TASK TO CARRY OUT: Send back every record word for word, with nothing missing.

Page and application data records:
*** Block opens ***
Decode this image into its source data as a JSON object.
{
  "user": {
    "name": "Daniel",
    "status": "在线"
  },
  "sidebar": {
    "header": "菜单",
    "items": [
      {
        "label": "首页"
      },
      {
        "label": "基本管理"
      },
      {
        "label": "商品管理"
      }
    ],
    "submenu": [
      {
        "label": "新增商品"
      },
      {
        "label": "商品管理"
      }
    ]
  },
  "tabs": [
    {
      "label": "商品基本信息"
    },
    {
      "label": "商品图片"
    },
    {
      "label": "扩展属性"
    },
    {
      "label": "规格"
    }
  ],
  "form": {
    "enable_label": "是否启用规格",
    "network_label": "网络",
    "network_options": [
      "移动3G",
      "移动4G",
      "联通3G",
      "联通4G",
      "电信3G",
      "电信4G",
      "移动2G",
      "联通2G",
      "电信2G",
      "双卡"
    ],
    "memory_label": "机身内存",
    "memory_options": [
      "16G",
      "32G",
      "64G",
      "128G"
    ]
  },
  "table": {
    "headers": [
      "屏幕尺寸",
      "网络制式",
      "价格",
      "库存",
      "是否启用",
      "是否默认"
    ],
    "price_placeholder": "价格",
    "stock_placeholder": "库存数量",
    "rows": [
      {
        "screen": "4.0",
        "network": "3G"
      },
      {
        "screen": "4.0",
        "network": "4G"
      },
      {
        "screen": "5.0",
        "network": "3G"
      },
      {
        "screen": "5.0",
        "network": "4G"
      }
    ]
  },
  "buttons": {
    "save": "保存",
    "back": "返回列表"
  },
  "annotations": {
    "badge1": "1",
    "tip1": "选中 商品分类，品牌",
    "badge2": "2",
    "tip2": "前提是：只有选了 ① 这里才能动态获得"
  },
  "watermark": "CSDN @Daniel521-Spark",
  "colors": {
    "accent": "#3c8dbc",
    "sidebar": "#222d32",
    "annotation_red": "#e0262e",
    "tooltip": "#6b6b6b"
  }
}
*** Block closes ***
SOLUTION TO THE PROBLEM:
Decode this image into its source data as a JSON object.
{
  "user": {
    "name": "Daniel",
    "status": "在线"
  },
  "sidebar": {
    "header": "菜单",
    "items": [
      {
        "label": "首页"
      },
      {
        "label": "基本管理"
      },
      {
        "label": "商品管理"
      }
    ],
    "submenu": [
      {
        "label": "新增商品"
      },
      {
        "label": "商品管理"
      }
    ]
  },
  "tabs": [
    {
      "label": "商品基本信息"
    },
    {
      "label": "商品图片"
    },
    {
      "label": "扩展属性"
    },
    {
      "label": "规格"
    }
  ],
  "form": {
    "enable_label": "是否启用规格",
    "network_label": "网络",
    "network_options": [
      "移动3G",
      "移动4G",
      "联通3G",
      "联通4G",
      "电信3G",
      "电信4G",
      "移动2G",
      "联通2G",
      "电信2G",
      "双卡"
    ],
    "memory_label": "机身内存",
    "memory_options": [
      "16G",
      "32G",
      "64G",
      "128G"
    ]
  },
  "table": {
    "headers": [
      "屏幕尺寸",
      "网络制式",
      "价格",
      "库存",
      "是否启用",
      "是否默认"
    ],
    "price_placeholder": "价格",
    "stock_placeholder": "库存数量",
    "rows": [
      {
        "screen": "4.0",
        "network": "3G"
      },
      {
        "screen": "4.0",
        "network": "4G"
      },
      {
        "screen": "5.0",
        "network": "3G"
      },
      {
        "screen": "5.0",
        "network": "4G"
      }
    ]
  },
  "buttons": {
    "save": "保存",
    "back": "返回列表"
  },
  "annotations": {
    "badge1": "1",
    "tip1": "选中 商品分类，品牌",
    "badge2": "2",
    "tip2": "前提是：只有选了 ① 这里才能动态获得"
  },
  "watermark": "CSDN @Daniel521-Spark",
  "colors": {
    "accent": "#3c8dbc",
    "sidebar": "#222d32",
    "annotation_red": "#e0262e",
    "tooltip": "#6b6b6b"
  }
}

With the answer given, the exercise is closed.